[Exercise requirements] Write out exactly the lines from the one containing "What's the underlying" through the last line of the records below, including both.

[Dataset rows describing interfaces]
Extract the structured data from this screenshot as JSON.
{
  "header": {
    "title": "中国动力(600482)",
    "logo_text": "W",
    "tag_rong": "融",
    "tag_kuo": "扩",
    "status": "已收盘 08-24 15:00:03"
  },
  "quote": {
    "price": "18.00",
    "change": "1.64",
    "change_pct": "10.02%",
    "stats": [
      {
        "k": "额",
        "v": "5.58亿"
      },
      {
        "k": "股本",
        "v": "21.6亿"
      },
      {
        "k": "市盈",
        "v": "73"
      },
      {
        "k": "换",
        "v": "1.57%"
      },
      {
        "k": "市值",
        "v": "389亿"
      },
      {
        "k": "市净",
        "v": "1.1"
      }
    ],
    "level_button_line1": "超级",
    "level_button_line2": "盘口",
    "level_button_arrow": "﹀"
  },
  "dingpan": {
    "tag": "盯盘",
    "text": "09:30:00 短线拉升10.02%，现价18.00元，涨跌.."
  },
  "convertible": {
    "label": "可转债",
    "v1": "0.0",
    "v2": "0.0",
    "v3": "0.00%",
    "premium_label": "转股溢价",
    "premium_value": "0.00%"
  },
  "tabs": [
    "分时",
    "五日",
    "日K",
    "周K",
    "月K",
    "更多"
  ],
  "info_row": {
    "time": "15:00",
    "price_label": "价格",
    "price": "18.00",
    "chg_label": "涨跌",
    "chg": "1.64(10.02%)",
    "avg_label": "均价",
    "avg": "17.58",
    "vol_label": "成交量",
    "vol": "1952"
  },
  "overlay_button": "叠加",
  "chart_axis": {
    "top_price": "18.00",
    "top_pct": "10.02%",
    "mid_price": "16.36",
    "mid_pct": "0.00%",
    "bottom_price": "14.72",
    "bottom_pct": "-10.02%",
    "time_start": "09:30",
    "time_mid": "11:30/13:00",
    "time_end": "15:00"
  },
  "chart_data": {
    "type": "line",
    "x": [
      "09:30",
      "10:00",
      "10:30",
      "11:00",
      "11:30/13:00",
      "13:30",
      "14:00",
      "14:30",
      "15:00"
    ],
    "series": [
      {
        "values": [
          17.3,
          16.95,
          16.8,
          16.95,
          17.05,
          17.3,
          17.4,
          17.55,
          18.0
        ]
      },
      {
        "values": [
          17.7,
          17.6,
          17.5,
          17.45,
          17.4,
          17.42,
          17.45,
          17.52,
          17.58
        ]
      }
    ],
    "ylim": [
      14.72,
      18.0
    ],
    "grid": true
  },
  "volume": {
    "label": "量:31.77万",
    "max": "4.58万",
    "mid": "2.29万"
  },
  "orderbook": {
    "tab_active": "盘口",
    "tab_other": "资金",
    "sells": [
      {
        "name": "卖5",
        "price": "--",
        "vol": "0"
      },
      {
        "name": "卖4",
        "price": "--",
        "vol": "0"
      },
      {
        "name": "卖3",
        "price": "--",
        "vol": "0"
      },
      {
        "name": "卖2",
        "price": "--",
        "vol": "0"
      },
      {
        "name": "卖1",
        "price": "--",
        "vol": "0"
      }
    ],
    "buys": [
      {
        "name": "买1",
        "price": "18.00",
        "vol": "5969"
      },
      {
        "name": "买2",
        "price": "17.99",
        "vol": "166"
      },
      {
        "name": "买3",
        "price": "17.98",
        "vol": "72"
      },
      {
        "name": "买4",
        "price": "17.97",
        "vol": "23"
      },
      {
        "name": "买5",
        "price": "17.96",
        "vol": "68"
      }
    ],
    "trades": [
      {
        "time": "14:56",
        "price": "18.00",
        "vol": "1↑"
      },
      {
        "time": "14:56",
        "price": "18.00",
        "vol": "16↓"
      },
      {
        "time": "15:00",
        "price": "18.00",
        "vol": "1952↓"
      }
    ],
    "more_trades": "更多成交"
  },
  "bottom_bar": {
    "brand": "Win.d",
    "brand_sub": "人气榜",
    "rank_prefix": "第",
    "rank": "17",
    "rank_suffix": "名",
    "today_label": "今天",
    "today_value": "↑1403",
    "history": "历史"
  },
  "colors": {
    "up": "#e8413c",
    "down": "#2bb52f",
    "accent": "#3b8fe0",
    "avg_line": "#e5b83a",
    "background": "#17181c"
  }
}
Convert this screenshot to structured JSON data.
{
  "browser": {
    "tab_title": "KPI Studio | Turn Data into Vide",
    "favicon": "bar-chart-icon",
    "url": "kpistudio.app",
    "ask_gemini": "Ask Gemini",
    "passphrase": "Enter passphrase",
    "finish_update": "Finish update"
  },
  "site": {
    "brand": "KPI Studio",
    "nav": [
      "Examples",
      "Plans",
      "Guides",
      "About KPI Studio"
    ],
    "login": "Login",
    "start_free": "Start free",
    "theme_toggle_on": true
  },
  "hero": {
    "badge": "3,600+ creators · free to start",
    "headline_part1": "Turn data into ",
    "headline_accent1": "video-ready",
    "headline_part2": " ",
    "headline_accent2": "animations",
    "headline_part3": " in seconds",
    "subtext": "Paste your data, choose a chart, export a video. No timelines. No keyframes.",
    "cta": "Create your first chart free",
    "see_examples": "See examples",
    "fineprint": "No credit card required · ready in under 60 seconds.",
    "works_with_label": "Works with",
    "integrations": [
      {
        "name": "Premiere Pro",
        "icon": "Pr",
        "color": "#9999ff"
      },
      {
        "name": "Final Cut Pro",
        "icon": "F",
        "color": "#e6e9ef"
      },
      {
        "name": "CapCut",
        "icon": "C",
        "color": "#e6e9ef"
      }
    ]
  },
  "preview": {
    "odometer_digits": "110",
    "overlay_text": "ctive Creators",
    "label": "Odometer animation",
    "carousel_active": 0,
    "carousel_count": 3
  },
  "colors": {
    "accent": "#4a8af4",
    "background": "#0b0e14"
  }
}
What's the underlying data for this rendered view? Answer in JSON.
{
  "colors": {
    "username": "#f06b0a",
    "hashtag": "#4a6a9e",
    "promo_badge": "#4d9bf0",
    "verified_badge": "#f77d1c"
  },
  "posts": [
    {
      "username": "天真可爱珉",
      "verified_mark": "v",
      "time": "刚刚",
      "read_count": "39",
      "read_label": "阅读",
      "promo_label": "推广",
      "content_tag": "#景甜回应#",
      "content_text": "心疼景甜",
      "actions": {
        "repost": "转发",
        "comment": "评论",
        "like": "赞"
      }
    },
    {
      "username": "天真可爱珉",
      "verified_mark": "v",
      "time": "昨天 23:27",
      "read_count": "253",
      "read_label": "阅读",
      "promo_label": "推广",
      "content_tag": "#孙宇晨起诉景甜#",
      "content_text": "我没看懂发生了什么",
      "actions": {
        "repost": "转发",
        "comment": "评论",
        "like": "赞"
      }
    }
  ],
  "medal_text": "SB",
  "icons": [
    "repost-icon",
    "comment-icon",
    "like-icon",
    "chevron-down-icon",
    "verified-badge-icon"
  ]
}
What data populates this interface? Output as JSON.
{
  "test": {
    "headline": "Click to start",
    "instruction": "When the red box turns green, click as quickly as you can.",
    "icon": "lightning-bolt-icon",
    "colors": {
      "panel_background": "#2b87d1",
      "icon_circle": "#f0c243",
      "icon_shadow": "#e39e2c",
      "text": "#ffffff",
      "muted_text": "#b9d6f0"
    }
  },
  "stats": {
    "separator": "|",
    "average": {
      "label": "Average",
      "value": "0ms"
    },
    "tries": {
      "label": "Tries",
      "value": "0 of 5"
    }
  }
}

[Problem solution]
What's the underlying data for this rendered view? Answer in JSON.
{
  "colors": {
    "username": "#f06b0a",
    "hashtag": "#4a6a9e",
    "promo_badge": "#4d9bf0",
    "verified_badge": "#f77d1c"
  },
  "posts": [
    {
      "username": "天真可爱珉",
      "verified_mark": "v",
      "time": "刚刚",
      "read_count": "39",
      "read_label": "阅读",
      "promo_label": "推广",
      "content_tag": "#景甜回应#",
      "content_text": "心疼景甜",
      "actions": {
        "repost": "转发",
        "comment": "评论",
        "like": "赞"
      }
    },
    {
      "username": "天真可爱珉",
      "verified_mark": "v",
      "time": "昨天 23:27",
      "read_count": "253",
      "read_label": "阅读",
      "promo_label": "推广",
      "content_tag": "#孙宇晨起诉景甜#",
      "content_text": "我没看懂发生了什么",
      "actions": {
        "repost": "转发",
        "comment": "评论",
        "like": "赞"
      }
    }
  ],
  "medal_text": "SB",
  "icons": [
    "repost-icon",
    "comment-icon",
    "like-icon",
    "chevron-down-icon",
    "verified-badge-icon"
  ]
}
What data populates this interface? Output as JSON.
{
  "test": {
    "headline": "Click to start",
    "instruction": "When the red box turns green, click as quickly as you can.",
    "icon": "lightning-bolt-icon",
    "colors": {
      "panel_background": "#2b87d1",
      "icon_circle": "#f0c243",
      "icon_shadow": "#e39e2c",
      "text": "#ffffff",
      "muted_text": "#b9d6f0"
    }
  },
  "stats": {
    "separator": "|",
    "average": {
      "label": "Average",
      "value": "0ms"
    },
    "tries": {
      "label": "Tries",
      "value": "0 of 5"
    }
  }
}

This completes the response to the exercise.